Godzilla, Gojira, either way pretty scary

Happy Change of Venue Friday, the day we take a deserved amble down a path that’s not strictly legal—but a path I’d guess lawyers would enjoy.

Today, I take note of a new release of an old classic film: Gojira, the precursor to what most of us know as Godzilla.

It turns out there’s a lot more to the Gojira story than we would have guessed—so much so that the storied Criterion Collection is re-releasing the original.
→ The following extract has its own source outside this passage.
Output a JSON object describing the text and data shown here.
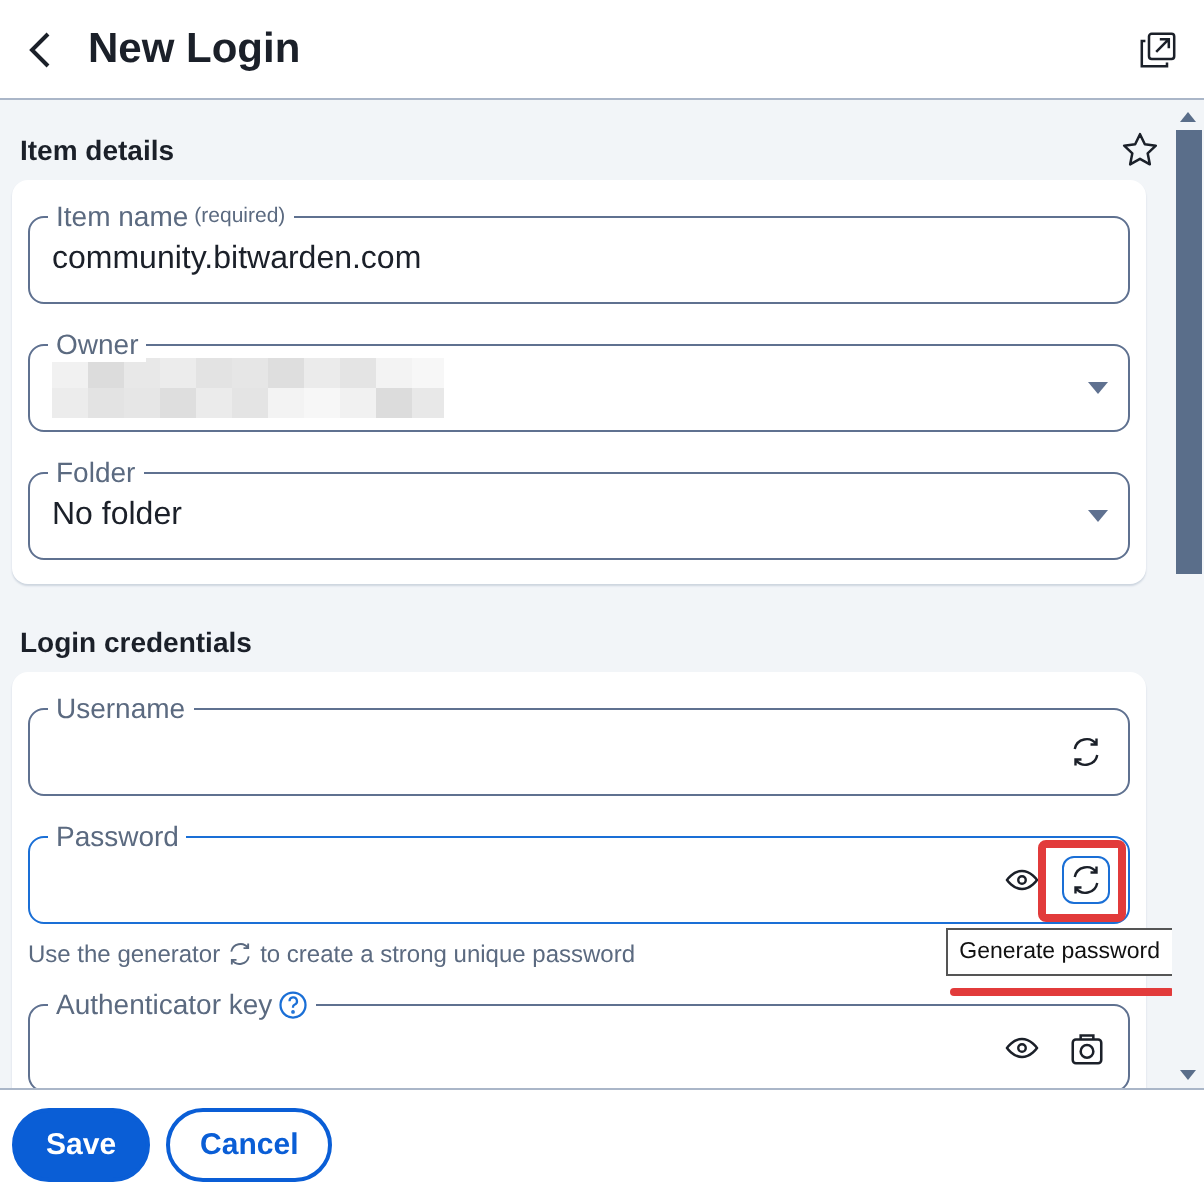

As the news story notes:

“The highbrow Criterion Collection, which usually traffics in the world of Hitchcock, Truffaut and Japan’s Akira Kurosawa, will add digitally restored editions of Toho Studios’ ‘Gojira’ and the watered-down American version from 1956, ‘Godzilla: King of the Monsters,’ with Raymond Burr, to its prestigious DVD and Blu-ray catalog.

“‘For viewers who grew up on the campy, silly ‘Godzilla’ movies that came later, this 1954 original is going to seem like a shock,’ says film scholar David Kalat, author of ‘A Critical History and Filmography of Toho’s Godzilla Series.’
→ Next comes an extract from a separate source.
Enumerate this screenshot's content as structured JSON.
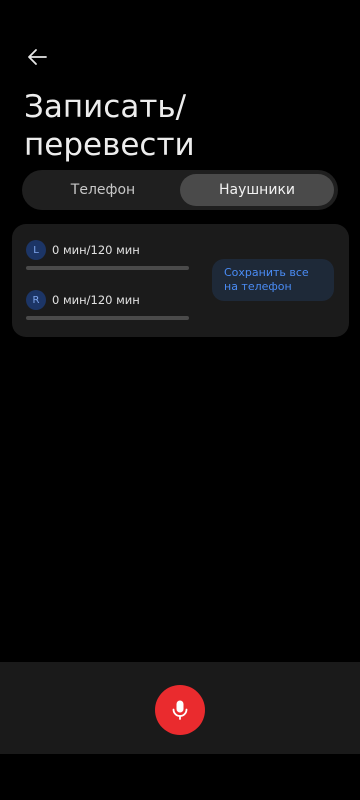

“‘It’s like the difference between the Adam West ‘Batman’ and ‘The Dark Knight’—the basic premise is the same, but it’s so much darker and more horrific.’”

Yes, Godzilla got its own Hollywood star.

“Horrific”? Well, yes. For it is “a fearful atomic fable from expert filmmakers, a metaphor for the bombing of Hiroshima that ended World War II just nine years earlier.”

Read the whole story here. And have a great weekend.

Are you in need of a cosmopolitan pick-me-up, perhaps to perch on your own desk?

If so, New York in a Bag may be the ticket.

On this Change of Venue Friday, I share a small item that my sister- and brother-in-law got for me when they recently traveled East. As we enter the holiday-laden months, you may find that it suits your workspace, or that of a colleague.

Here’s the burgeoning little berg, carved out of wood (the coin is for size comparison).


The NY set includes the Chrysler Building, Statue of Liberty, Guggenheim Museum, the original Museum of Modern Art (MOMA) buildings, and six cars.

And yes, there IS a bag.

Japanese firm MUJI manufactures these unique sets of blocks—and then packs them in a bag, hence the name. According to MUJI, they’re made of sustainable wood. And they’re as charming as all get-out.

One of the best places to purchase it is MOMA itself.

New York not your choice of great cities? You also may choose other locales, including Barcelona, Tokyo, London, Italy or Paris—or more. Use your imagination and create your own wooden metropolis.

I’ve also been led to believe that they have created Outer Space in a Bag and Suburbia in a Bag, but I haven’t been able to locate them to purchase. If you do, let me know.

Have a globe-trotting weekend.